While these figures are certainly indicative of the significant increase in new diagnoses of diabetes since 1995, there is some small measure of optimism. As noted in the report, part of the reason why the prevalence of diabetes has increased so much is because people with diabetes now live significantly longer and healthier lives than they did in 1995 – indeed, the report notes that the mortality rate for people with diabetes dropped significantly between 1997 and 2006, at a rate much greater than that of people without diabetes. What’s more, the report points out that this increase in longevity has been accompanied by several improvements in the health of people with diabetes. –AW
The New England Journal of Medicine just published the results of a poll (1,290 votes from 75 countries) that asked readers to vote on the government regulation (e.g., taxes, bans) of sugar-sweetened beverages.

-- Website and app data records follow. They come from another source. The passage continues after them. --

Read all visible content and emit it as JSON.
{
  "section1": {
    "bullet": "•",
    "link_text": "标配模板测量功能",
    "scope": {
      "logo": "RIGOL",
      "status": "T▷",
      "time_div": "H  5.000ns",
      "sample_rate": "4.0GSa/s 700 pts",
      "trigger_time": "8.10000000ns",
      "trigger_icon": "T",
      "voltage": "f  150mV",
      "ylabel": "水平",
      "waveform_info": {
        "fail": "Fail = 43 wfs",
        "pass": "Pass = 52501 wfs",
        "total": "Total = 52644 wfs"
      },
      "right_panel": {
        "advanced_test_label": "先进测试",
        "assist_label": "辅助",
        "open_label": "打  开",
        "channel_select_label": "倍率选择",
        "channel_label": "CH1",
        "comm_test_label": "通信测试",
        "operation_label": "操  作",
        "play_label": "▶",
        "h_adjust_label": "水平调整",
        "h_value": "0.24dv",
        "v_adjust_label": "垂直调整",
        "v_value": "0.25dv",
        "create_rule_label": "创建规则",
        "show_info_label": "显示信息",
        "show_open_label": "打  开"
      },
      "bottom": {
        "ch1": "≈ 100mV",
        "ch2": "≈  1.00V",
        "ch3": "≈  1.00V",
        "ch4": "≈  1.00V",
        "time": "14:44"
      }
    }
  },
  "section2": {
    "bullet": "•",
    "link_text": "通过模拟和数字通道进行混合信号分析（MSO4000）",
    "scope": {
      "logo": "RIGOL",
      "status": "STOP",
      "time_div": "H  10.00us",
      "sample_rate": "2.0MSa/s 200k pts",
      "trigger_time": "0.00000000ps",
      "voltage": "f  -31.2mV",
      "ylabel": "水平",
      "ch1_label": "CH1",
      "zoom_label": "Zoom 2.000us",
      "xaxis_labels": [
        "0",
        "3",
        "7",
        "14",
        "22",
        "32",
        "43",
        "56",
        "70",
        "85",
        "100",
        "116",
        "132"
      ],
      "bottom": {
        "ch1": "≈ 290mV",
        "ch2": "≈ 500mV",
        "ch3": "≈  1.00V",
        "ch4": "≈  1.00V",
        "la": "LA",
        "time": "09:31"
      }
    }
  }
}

An astounding 84% of voters from the rest of the world supported government regulation of sugar-sweetened beverages, compared to only 58% of voters from the United States. Authors Drs. James Colbert and Jonathan Adler attributed this marked difference to US history and culture (e.g., individualism, personal responsibility) and pointed to reader comments to help better explain the survey’s results. Those in support of government regulation argued that it was necessary to address the serious and wide-ranging public health concerns of obesity. Those against regulation emphasized the importance of education (rather than regulation) and that government intervention does not solve the fundamental problem: people need to change the way they live their lives.
Here at diaTribe, we’ve been hearing much more about the regulation of sugary drinks in recent politics and at conferences. In September 2012, the New York City Board of Health approved a ban on the sale of soda and sugar-sweetened drinks sold in containers larger than 16 ounces (see new now next in diaTribe #48). And as we noted in conference pearls in diaTribe #48, the topic of sugar-sweetened beverages received considerable attention at The Obesity Society conference. Dr. Steven Gortmaker (Harvard School of Public Health, Boston) estimated that a one cent per ounce tax on these drinks could reduce national health care costs by $1,700 per dollar spent, raise $12.7 billion each year in taxes, and lead to health benefits beyond those directly related to weight loss. Dr. Frank Chaloupka came to a similar conclusion: a penny per ounce tax on sugar-sweetened beverages would generate approximately $15 billion in additional revenue per year. Now wouldn’t that be something to put toward obesity education, subsidizing healthier foods, and exercise! Though there is not a one golden ticket solution to prevent and reduce obesity, we expect that these discussions and opinions of the government’s role will continue to evolve as the expansion of healthcare occurs through the Patient Protection and Affordable Care Act. –MN/AB